- What the exercise asks -
From the first line to the last, reproduce the records below exactly, omitting any picture.

- Given data -

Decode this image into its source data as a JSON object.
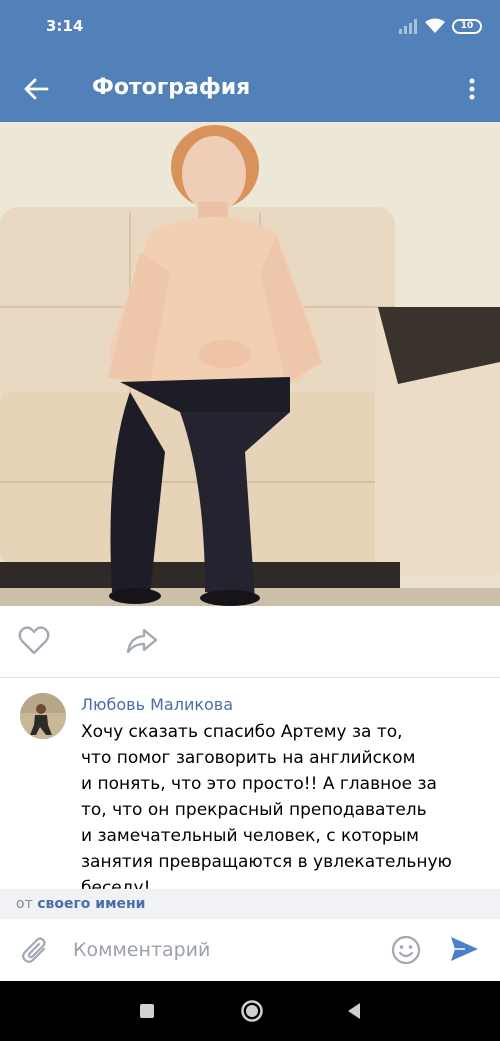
{
  "status_bar": {
    "time": "3:14",
    "battery": "10",
    "icons": [
      "signal-icon",
      "wifi-icon",
      "battery-icon"
    ]
  },
  "toolbar": {
    "title": "Фотография",
    "back_icon": "arrow-left-icon",
    "menu_icon": "more-vertical-icon"
  },
  "photo": {
    "description_icon": "photo-image"
  },
  "actions": {
    "like_icon": "heart-icon",
    "share_icon": "share-icon"
  },
  "comment": {
    "author": "Любовь Маликова",
    "text": "Хочу сказать спасибо Артему за то,\nчто помог заговорить на английском\nи понять, что это просто!! А главное за\nто, что он прекрасный преподаватель\nи замечательный человек, с которым\nзанятия превращаются в увлекательную\nбеседу!"
  },
  "from_bar": {
    "prefix": "от",
    "link": "своего имени"
  },
  "composer": {
    "placeholder": "Комментарий",
    "value": "",
    "attach_icon": "paperclip-icon",
    "emoji_icon": "smile-icon",
    "send_icon": "send-icon"
  },
  "nav": {
    "icons": [
      "recent-apps-icon",
      "home-icon",
      "back-icon"
    ]
  },
  "colors": {
    "header": "#5181b8",
    "link": "#4a6ea8",
    "icon_gray": "#a0a8b3",
    "send": "#4a80c8"
  }
}
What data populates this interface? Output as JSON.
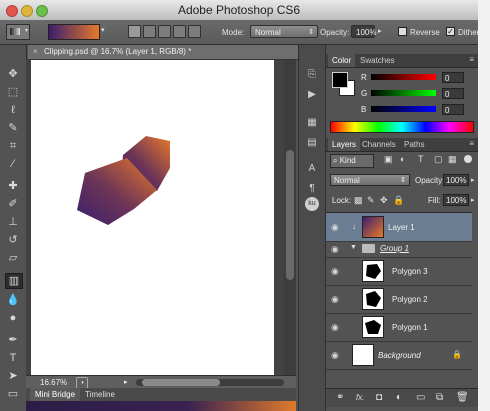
{
  "window": {
    "title": "Adobe Photoshop CS6"
  },
  "options_bar": {
    "mode_label": "Mode:",
    "mode_value": "Normal",
    "opacity_label": "Opacity:",
    "opacity_value": "100%",
    "reverse_label": "Reverse",
    "reverse_checked": false,
    "dither_label": "Dither",
    "dither_checked": true,
    "gradient_colors": [
      "#3b1f6b",
      "#e8782c"
    ]
  },
  "document": {
    "tab_title": "Clipping.psd @ 16.7% (Layer 1, RGB/8) *",
    "zoom": "16.67%"
  },
  "bottom_tabs": [
    "Mini Bridge",
    "Timeline"
  ],
  "color_panel": {
    "tabs": [
      "Color",
      "Swatches"
    ],
    "channels": [
      {
        "label": "R",
        "value": "0",
        "color": "#d94a4a"
      },
      {
        "label": "G",
        "value": "0",
        "color": "#4ab04a"
      },
      {
        "label": "B",
        "value": "0",
        "color": "#4a6ad9"
      }
    ]
  },
  "layers_panel": {
    "tabs": [
      "Layers",
      "Channels",
      "Paths"
    ],
    "kind_label": "Kind",
    "blend_mode": "Normal",
    "opacity_label": "Opacity:",
    "opacity_value": "100%",
    "lock_label": "Lock:",
    "fill_label": "Fill:",
    "fill_value": "100%",
    "layers": [
      {
        "name": "Layer 1",
        "type": "gradient",
        "selected": true
      },
      {
        "name": "Group 1",
        "type": "group",
        "selected": false
      },
      {
        "name": "Polygon 3",
        "type": "shape",
        "selected": false
      },
      {
        "name": "Polygon 2",
        "type": "shape",
        "selected": false
      },
      {
        "name": "Polygon 1",
        "type": "shape",
        "selected": false
      },
      {
        "name": "Background",
        "type": "background",
        "selected": false
      }
    ]
  },
  "icons": {
    "tools": [
      "move-icon",
      "marquee-icon",
      "lasso-icon",
      "quick-select-icon",
      "crop-icon",
      "eyedropper-icon",
      "healing-brush-icon",
      "brush-icon",
      "clone-stamp-icon",
      "history-brush-icon",
      "eraser-icon",
      "gradient-icon",
      "blur-icon",
      "dodge-icon",
      "pen-icon",
      "type-icon",
      "path-select-icon",
      "shape-icon",
      "hand-icon",
      "zoom-icon"
    ],
    "collapsed_panels": [
      "history-icon",
      "actions-icon",
      "brush-presets-icon",
      "adjustments-icon",
      "character-icon",
      "paragraph-icon",
      "kuler-icon"
    ],
    "layers_footer": [
      "link-icon",
      "fx-icon",
      "mask-icon",
      "adjustment-layer-icon",
      "new-group-icon",
      "new-layer-icon",
      "trash-icon"
    ]
  }
}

- Answer space -
Decode this image into its source data as a JSON object.
{
  "status_bar": {
    "time": "3:14",
    "battery": "10",
    "icons": [
      "signal-icon",
      "wifi-icon",
      "battery-icon"
    ]
  },
  "toolbar": {
    "title": "Фотография",
    "back_icon": "arrow-left-icon",
    "menu_icon": "more-vertical-icon"
  },
  "photo": {
    "description_icon": "photo-image"
  },
  "actions": {
    "like_icon": "heart-icon",
    "share_icon": "share-icon"
  },
  "comment": {
    "author": "Любовь Маликова",
    "text": "Хочу сказать спасибо Артему за то,\nчто помог заговорить на английском\nи понять, что это просто!! А главное за\nто, что он прекрасный преподаватель\nи замечательный человек, с которым\nзанятия превращаются в увлекательную\nбеседу!"
  },
  "from_bar": {
    "prefix": "от",
    "link": "своего имени"
  },
  "composer": {
    "placeholder": "Комментарий",
    "value": "",
    "attach_icon": "paperclip-icon",
    "emoji_icon": "smile-icon",
    "send_icon": "send-icon"
  },
  "nav": {
    "icons": [
      "recent-apps-icon",
      "home-icon",
      "back-icon"
    ]
  },
  "colors": {
    "header": "#5181b8",
    "link": "#4a6ea8",
    "icon_gray": "#a0a8b3",
    "send": "#4a80c8"
  }
}
What data populates this interface? Output as JSON.
{
  "window": {
    "title": "Adobe Photoshop CS6"
  },
  "options_bar": {
    "mode_label": "Mode:",
    "mode_value": "Normal",
    "opacity_label": "Opacity:",
    "opacity_value": "100%",
    "reverse_label": "Reverse",
    "reverse_checked": false,
    "dither_label": "Dither",
    "dither_checked": true,
    "gradient_colors": [
      "#3b1f6b",
      "#e8782c"
    ]
  },
  "document": {
    "tab_title": "Clipping.psd @ 16.7% (Layer 1, RGB/8) *",
    "zoom": "16.67%"
  },
  "bottom_tabs": [
    "Mini Bridge",
    "Timeline"
  ],
  "color_panel": {
    "tabs": [
      "Color",
      "Swatches"
    ],
    "channels": [
      {
        "label": "R",
        "value": "0",
        "color": "#d94a4a"
      },
      {
        "label": "G",
        "value": "0",
        "color": "#4ab04a"
      },
      {
        "label": "B",
        "value": "0",
        "color": "#4a6ad9"
      }
    ]
  },
  "layers_panel": {
    "tabs": [
      "Layers",
      "Channels",
      "Paths"
    ],
    "kind_label": "Kind",
    "blend_mode": "Normal",
    "opacity_label": "Opacity:",
    "opacity_value": "100%",
    "lock_label": "Lock:",
    "fill_label": "Fill:",
    "fill_value": "100%",
    "layers": [
      {
        "name": "Layer 1",
        "type": "gradient",
        "selected": true
      },
      {
        "name": "Group 1",
        "type": "group",
        "selected": false
      },
      {
        "name": "Polygon 3",
        "type": "shape",
        "selected": false
      },
      {
        "name": "Polygon 2",
        "type": "shape",
        "selected": false
      },
      {
        "name": "Polygon 1",
        "type": "shape",
        "selected": false
      },
      {
        "name": "Background",
        "type": "background",
        "selected": false
      }
    ]
  },
  "icons": {
    "tools": [
      "move-icon",
      "marquee-icon",
      "lasso-icon",
      "quick-select-icon",
      "crop-icon",
      "eyedropper-icon",
      "healing-brush-icon",
      "brush-icon",
      "clone-stamp-icon",
      "history-brush-icon",
      "eraser-icon",
      "gradient-icon",
      "blur-icon",
      "dodge-icon",
      "pen-icon",
      "type-icon",
      "path-select-icon",
      "shape-icon",
      "hand-icon",
      "zoom-icon"
    ],
    "collapsed_panels": [
      "history-icon",
      "actions-icon",
      "brush-presets-icon",
      "adjustments-icon",
      "character-icon",
      "paragraph-icon",
      "kuler-icon"
    ],
    "layers_footer": [
      "link-icon",
      "fx-icon",
      "mask-icon",
      "adjustment-layer-icon",
      "new-group-icon",
      "new-layer-icon",
      "trash-icon"
    ]
  }
}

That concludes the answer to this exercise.